An approximation model based on convolutional neural networks (CNNs) is proposed for flow field predictions. The CNN is used to predict the velocity and pressure field in unseen flow conditions and geometries given the pixelated shape of the object. In particular, we consider Reynolds Averaged Navier–Stokes (RANS) flow solutions over airfoil shapes as training data. The CNN can automatically detect essential features with minimal human supervision and is shown to effectively estimate the velocity and pressure field orders of magnitude faster than the RANS solver, making it possible to study the impact of the airfoil shape and operating conditions on the aerodynamic forces and the flow field in near-real time. The use of specific convolution operations, parameter sharing, and gradient sharpening are shown to enhance the predictive capabilities of the CNN. We explore the network architecture and its effectiveness in predicting the flow field for different airfoil shapes, angles of attack, and Reynolds numbers.
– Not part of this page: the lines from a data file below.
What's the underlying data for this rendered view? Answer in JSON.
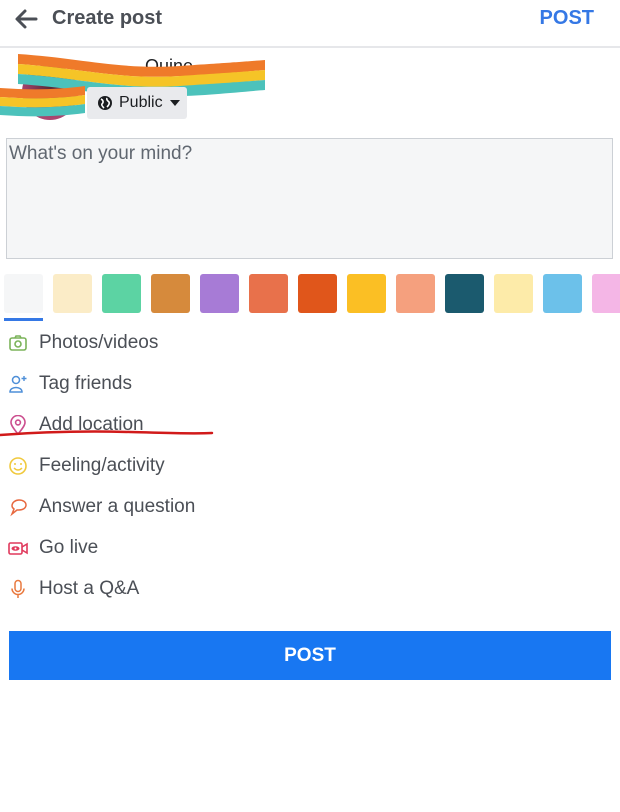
{
  "header": {
    "back_icon": "arrow-left-icon",
    "title": "Create post",
    "post_label": "POST"
  },
  "user": {
    "name_partial": "Quine",
    "name_redacted": true,
    "privacy": {
      "icon": "globe-icon",
      "label": "Public",
      "dropdown_icon": "caret-down-icon"
    }
  },
  "composer": {
    "value": "",
    "placeholder": "What's on your mind?"
  },
  "backgrounds": {
    "selected_index": 0,
    "swatches": [
      {
        "name": "plain",
        "color": "#f5f6f7"
      },
      {
        "name": "cream-pattern",
        "color": "#fbecc7"
      },
      {
        "name": "green",
        "color": "#5cd3a3"
      },
      {
        "name": "desert",
        "color": "#d68a3c"
      },
      {
        "name": "purple",
        "color": "#a77bd6"
      },
      {
        "name": "coral",
        "color": "#e8714b"
      },
      {
        "name": "orange-pattern",
        "color": "#e0561b"
      },
      {
        "name": "yellow-pattern",
        "color": "#fbbf24"
      },
      {
        "name": "peach-pattern",
        "color": "#f5a07e"
      },
      {
        "name": "teal-pattern",
        "color": "#1b5a6e"
      },
      {
        "name": "light-yellow",
        "color": "#fdeba9"
      },
      {
        "name": "sky-pattern",
        "color": "#6cc1ea"
      },
      {
        "name": "pink-pattern",
        "color": "#f4b6e6"
      }
    ]
  },
  "actions": [
    {
      "id": "photos",
      "label": "Photos/videos",
      "icon": "camera-icon",
      "color": "#7bb35a"
    },
    {
      "id": "tag",
      "label": "Tag friends",
      "icon": "tag-friends-icon",
      "color": "#4e8fd8"
    },
    {
      "id": "location",
      "label": "Add location",
      "icon": "location-pin-icon",
      "color": "#cc4f8f"
    },
    {
      "id": "feeling",
      "label": "Feeling/activity",
      "icon": "smiley-icon",
      "color": "#f0c93d"
    },
    {
      "id": "question",
      "label": "Answer a question",
      "icon": "speech-bubble-icon",
      "color": "#e7683f"
    },
    {
      "id": "live",
      "label": "Go live",
      "icon": "live-video-icon",
      "color": "#e0395c"
    },
    {
      "id": "qa",
      "label": "Host a Q&A",
      "icon": "microphone-icon",
      "color": "#e9793e"
    }
  ],
  "annotation": {
    "underlined_item": "Add location",
    "color": "#d11a1a"
  },
  "footer": {
    "post_label": "POST",
    "color": "#1877f2"
  }
}
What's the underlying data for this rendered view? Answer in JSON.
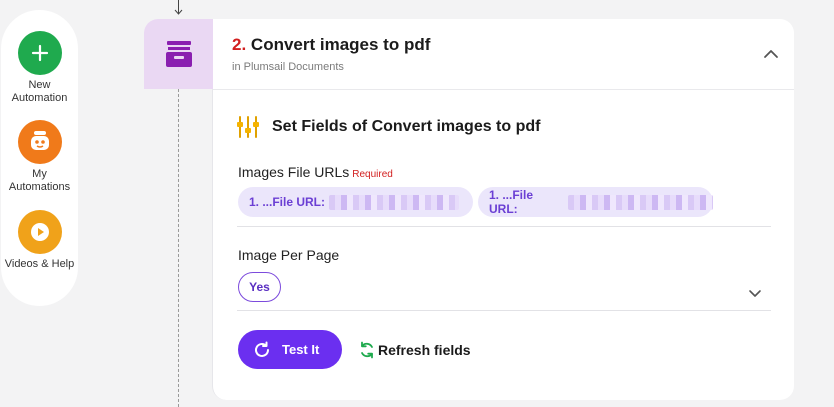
{
  "rail": {
    "items": [
      {
        "label": "New Automation",
        "icon": "plus-icon",
        "color": "#1faa4e"
      },
      {
        "label": "My Automations",
        "icon": "robot-icon",
        "color": "#f07a1a"
      },
      {
        "label": "Videos & Help",
        "icon": "play-icon",
        "color": "#f0a21a"
      }
    ]
  },
  "step": {
    "number": "2.",
    "title": "Convert images to pdf",
    "subtitle": "in Plumsail Documents",
    "app_icon": "archive-tray-icon",
    "accent": "#6b2ff0"
  },
  "section": {
    "title": "Set Fields of Convert images to pdf",
    "icon": "sliders-icon"
  },
  "fields": {
    "images": {
      "label": "Images File URLs",
      "required": "Required",
      "chips": [
        {
          "label": "1. ...File URL:"
        },
        {
          "label": "1. ...File URL:"
        }
      ]
    },
    "per_page": {
      "label": "Image Per Page",
      "value": "Yes"
    }
  },
  "actions": {
    "test": "Test It",
    "refresh": "Refresh fields"
  }
}
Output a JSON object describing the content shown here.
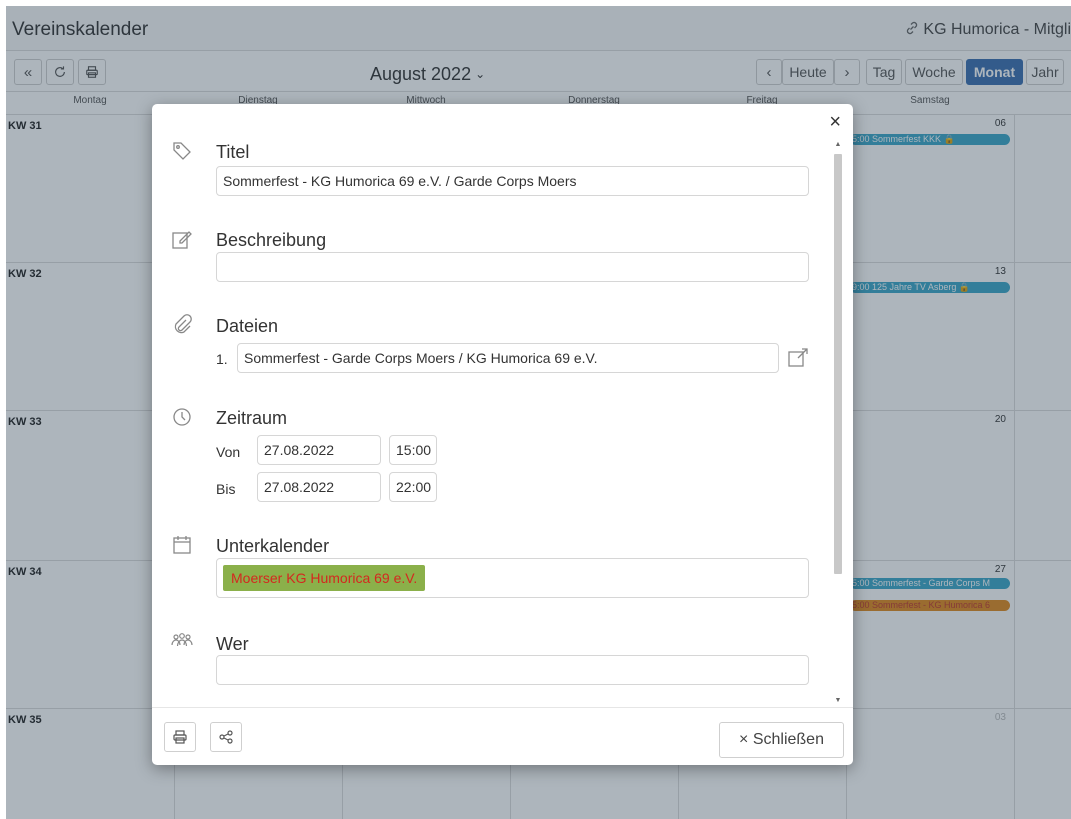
{
  "app": {
    "title": "Vereinskalender",
    "org_link": "KG Humorica - Mitgli"
  },
  "toolbar": {
    "month_label": "August 2022",
    "today_label": "Heute",
    "views": [
      "Tag",
      "Woche",
      "Monat",
      "Jahr"
    ],
    "active_view": "Monat",
    "accent_color": "#3a6fb0"
  },
  "calendar": {
    "weekdays": [
      "Montag",
      "Dienstag",
      "Mittwoch",
      "Donnerstag",
      "Freitag",
      "Samstag"
    ],
    "weeks": [
      {
        "kw": "KW 31",
        "sat_day": "06",
        "events": [
          {
            "label": "5:00 Sommerfest KKK",
            "color": "#3aa6c8",
            "locked": true
          }
        ]
      },
      {
        "kw": "KW 32",
        "sat_day": "13",
        "events": [
          {
            "label": "9:00 125 Jahre TV Asberg",
            "color": "#3aa6c8",
            "locked": true
          }
        ]
      },
      {
        "kw": "KW 33",
        "sat_day": "20",
        "events": []
      },
      {
        "kw": "KW 34",
        "sat_day": "27",
        "events": [
          {
            "label": "5:00 Sommerfest - Garde Corps M",
            "color": "#3aa6c8",
            "locked": false
          },
          {
            "label": "5:00 Sommerfest - KG Humorica 6",
            "color": "#e08a1e",
            "locked": false
          }
        ]
      },
      {
        "kw": "KW 35",
        "sat_day": "03",
        "events": []
      }
    ]
  },
  "modal": {
    "title_label": "Titel",
    "title_value": "Sommerfest - KG Humorica 69 e.V. / Garde Corps Moers",
    "description_label": "Beschreibung",
    "description_value": "",
    "files_label": "Dateien",
    "file_index": "1.",
    "file_name": "Sommerfest - Garde Corps Moers / KG Humorica 69 e.V.",
    "timeframe_label": "Zeitraum",
    "from_label": "Von",
    "from_date": "27.08.2022",
    "from_time": "15:00",
    "to_label": "Bis",
    "to_date": "27.08.2022",
    "to_time": "22:00",
    "subcalendar_label": "Unterkalender",
    "subcalendar_tag": "Moerser KG Humorica 69 e.V.",
    "who_label": "Wer",
    "who_value": "",
    "close_label": "× Schließen"
  }
}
Bibliographical noteFunding Information:
This work was supported by General Motors Corporation under a contract titled “Deep Learning and Reduced Order Modeling for Automotive Aerodynamics.” Computing resources were provided by the NSF via grant 1531752 MRI: Acquisition of Conflux, A Novel Platform for Data-Driven Computational Physics (Tech. Monitor: Stefan Robila).
- Convolutional neural networks
- Deep learning